Some of the most interesting mechanical solutions seem to have emerged from the transition period between manual and automated means of production — the process of adapting tasks long performed by hand to operate under machine power for the first time.

The initial iterations of the adaptation process usually result in endearingly anthropomorphic machines, since the process of abstracting human motions out of the process isn’t yet complete. (Examples include electric typewriters, sewing machines, automated assembly lines, etc.)

I’m interested in working through this process of converting hand power to mechanical power myself. A Dymo tapewriter represents an unlikely but possibly satisfying platform to turn into an automatic, electronic device.

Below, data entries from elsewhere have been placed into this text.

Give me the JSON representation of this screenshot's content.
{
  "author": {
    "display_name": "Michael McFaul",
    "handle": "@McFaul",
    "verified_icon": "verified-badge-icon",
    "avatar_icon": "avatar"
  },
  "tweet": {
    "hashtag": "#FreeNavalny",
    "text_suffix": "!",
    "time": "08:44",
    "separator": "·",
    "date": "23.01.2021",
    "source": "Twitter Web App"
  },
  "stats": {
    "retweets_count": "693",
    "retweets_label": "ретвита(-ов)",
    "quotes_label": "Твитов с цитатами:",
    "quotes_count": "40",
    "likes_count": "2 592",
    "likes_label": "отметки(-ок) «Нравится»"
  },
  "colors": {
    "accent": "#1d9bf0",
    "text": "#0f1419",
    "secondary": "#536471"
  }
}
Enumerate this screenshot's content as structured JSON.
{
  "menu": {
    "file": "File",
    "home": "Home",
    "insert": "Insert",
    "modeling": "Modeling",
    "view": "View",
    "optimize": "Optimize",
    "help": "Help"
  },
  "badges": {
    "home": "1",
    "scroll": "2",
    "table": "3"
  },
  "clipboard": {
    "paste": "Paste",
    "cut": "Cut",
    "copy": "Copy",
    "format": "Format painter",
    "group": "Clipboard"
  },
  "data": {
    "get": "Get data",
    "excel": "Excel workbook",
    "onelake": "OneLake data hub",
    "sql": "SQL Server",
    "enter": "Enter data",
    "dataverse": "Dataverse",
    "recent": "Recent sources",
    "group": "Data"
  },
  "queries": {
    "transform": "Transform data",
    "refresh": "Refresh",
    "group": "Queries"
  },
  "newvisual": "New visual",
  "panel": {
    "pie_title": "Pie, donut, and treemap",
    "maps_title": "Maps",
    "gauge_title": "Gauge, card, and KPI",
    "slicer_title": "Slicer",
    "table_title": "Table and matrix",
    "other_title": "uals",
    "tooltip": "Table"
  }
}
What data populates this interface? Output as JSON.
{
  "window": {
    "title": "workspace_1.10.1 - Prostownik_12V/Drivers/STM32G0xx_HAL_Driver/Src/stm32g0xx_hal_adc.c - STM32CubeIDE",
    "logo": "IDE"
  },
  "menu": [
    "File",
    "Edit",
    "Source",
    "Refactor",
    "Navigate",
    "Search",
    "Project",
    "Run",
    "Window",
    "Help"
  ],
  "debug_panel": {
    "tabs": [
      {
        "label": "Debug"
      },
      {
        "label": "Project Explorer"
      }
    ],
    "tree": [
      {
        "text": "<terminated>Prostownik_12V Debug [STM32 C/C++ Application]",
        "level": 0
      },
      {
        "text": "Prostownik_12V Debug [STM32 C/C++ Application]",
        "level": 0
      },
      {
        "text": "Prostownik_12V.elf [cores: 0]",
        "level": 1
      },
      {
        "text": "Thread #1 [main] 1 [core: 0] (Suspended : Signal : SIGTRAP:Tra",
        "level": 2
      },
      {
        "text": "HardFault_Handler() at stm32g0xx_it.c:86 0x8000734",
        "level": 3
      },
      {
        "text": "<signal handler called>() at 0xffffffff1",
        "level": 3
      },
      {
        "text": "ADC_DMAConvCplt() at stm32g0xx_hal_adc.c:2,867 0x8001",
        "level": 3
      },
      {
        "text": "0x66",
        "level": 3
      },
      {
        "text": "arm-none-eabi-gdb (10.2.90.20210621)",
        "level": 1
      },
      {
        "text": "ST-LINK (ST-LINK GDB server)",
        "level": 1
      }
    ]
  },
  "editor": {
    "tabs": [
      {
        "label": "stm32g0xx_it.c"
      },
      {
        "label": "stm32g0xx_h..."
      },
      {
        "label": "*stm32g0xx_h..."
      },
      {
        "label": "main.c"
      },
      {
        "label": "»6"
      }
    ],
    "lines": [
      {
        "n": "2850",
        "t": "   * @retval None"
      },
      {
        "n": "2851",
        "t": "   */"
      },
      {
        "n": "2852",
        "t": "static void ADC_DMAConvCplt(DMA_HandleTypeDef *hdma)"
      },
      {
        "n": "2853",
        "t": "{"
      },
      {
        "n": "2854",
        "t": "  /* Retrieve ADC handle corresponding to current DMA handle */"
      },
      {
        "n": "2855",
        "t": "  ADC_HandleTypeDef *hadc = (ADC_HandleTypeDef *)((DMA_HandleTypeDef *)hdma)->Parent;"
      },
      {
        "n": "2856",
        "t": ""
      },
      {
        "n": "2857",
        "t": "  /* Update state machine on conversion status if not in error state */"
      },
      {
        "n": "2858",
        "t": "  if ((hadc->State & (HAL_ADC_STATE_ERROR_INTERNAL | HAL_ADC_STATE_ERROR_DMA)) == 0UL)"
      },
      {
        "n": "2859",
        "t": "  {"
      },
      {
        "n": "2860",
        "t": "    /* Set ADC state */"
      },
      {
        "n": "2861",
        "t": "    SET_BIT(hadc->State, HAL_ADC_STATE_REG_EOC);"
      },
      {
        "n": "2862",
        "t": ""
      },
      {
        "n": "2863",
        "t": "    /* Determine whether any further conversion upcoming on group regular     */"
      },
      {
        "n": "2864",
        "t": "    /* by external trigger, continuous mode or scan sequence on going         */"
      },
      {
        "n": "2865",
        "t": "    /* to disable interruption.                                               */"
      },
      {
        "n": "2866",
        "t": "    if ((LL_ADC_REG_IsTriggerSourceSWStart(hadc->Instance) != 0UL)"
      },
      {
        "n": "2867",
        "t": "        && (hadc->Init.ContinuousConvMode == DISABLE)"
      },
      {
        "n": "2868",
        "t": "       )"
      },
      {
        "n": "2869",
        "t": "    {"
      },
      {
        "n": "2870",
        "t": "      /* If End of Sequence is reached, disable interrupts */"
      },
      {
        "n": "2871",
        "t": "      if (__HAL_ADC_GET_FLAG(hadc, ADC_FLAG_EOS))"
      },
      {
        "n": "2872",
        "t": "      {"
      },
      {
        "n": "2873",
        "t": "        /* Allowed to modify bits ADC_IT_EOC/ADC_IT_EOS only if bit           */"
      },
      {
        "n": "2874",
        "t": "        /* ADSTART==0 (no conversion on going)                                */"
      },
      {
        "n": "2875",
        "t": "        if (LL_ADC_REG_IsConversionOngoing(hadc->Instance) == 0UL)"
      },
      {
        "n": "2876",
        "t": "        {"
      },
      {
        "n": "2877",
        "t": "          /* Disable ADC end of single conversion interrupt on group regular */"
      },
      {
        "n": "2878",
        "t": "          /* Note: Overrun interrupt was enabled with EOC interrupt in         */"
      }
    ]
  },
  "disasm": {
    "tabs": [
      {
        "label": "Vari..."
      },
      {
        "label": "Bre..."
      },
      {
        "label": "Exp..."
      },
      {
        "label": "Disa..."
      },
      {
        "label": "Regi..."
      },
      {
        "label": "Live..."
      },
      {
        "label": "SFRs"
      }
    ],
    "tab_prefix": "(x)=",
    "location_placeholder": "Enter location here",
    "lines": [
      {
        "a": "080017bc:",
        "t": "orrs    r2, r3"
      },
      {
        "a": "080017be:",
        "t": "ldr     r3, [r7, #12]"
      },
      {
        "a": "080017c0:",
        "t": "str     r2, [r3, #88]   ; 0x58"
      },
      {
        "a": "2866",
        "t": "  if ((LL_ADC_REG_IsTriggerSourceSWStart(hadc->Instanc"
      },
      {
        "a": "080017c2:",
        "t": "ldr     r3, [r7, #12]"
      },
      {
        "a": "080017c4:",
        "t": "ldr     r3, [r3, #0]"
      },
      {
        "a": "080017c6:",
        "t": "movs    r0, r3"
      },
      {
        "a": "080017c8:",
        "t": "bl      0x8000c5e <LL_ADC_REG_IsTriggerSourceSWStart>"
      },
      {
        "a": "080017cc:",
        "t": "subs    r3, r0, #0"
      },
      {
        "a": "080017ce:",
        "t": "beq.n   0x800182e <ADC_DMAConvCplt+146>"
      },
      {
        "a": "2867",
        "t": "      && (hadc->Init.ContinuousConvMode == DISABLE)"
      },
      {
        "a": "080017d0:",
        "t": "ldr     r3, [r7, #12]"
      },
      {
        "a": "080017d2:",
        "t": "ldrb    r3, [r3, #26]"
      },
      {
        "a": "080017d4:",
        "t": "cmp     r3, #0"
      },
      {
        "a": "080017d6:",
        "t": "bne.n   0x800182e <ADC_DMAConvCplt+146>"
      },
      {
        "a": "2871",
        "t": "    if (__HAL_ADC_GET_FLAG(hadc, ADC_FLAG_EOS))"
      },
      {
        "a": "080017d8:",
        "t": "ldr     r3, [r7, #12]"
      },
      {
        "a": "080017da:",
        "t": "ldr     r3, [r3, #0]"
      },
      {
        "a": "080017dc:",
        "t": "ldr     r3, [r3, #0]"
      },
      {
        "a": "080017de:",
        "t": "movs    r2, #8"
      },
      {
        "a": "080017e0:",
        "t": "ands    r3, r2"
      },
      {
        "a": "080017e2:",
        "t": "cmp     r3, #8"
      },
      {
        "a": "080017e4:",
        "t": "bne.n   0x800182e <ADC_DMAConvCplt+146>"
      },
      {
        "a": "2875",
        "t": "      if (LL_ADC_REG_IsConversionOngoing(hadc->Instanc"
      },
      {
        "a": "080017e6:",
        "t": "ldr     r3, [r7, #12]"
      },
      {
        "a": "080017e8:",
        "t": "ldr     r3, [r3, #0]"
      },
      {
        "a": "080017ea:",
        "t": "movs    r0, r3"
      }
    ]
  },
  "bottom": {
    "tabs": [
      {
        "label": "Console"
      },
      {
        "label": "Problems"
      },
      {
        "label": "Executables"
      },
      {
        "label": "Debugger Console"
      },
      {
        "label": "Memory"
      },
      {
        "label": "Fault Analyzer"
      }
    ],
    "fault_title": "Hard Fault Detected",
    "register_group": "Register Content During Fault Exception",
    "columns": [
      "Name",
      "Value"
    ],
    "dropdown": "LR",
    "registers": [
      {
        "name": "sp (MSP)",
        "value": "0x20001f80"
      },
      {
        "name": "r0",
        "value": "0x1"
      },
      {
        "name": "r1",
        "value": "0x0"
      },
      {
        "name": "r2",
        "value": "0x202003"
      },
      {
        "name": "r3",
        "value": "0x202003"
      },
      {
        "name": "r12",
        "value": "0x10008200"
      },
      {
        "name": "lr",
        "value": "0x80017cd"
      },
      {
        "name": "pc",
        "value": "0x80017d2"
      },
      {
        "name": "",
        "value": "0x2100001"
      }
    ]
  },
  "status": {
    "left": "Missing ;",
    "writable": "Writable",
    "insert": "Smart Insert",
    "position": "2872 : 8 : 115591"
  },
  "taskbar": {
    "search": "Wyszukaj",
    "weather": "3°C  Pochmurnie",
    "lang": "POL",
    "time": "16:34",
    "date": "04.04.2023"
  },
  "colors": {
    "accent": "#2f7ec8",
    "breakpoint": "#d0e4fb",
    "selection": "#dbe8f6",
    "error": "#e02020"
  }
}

I’m also interested in unintended and unknown physical consequences for actions taken online. The stream of new tag data on sites like Flickr could provide interesting source text, and would force the idea of a tag into the physical world — e.g. here’s a machine that involuntarily spits out sticky pieces of tape with letters on them that could, conceivably, tag real-world objects.

Thus, the TagBot. A mechanized, automatic Dymo tapewriter which scrapes new tag data from Flickr in real time, and generates labels accordingly.

A slightly more ambitious variant could be built with mobility in mind — you could position it somewhere in the city, and it would spit out tags from photographs taken in the vicinity.

Mechanically, several factors need to be accounted for:

  • Rotation and indexing of the character wheel — a stepper motor would probably suffice.
  • The space — a light squeeze on the handle advances the tape without printing a letter. A strong motor or solenoid could manage this.
  • Character printing — a harder squeeze on the handle.
  • Cut — a hard squeeze on another lever.
  • Pull — a motor to pull the finished tag out of the printer.
  • Tape reloading — Dymo tape rolls are pretty short, some kind of automated reloading system would be great, but probably beyond the scope / time available for the midterm.

Code and control will require the following:

  • An Arduino to coordinate the motions of each mechanical element.
  • An interface with the Flickr API to fetch the latest tags. (Either serially from a laptop, or directly over a WiShield.)
  • Code to reduce the character set to those present on the character wheel.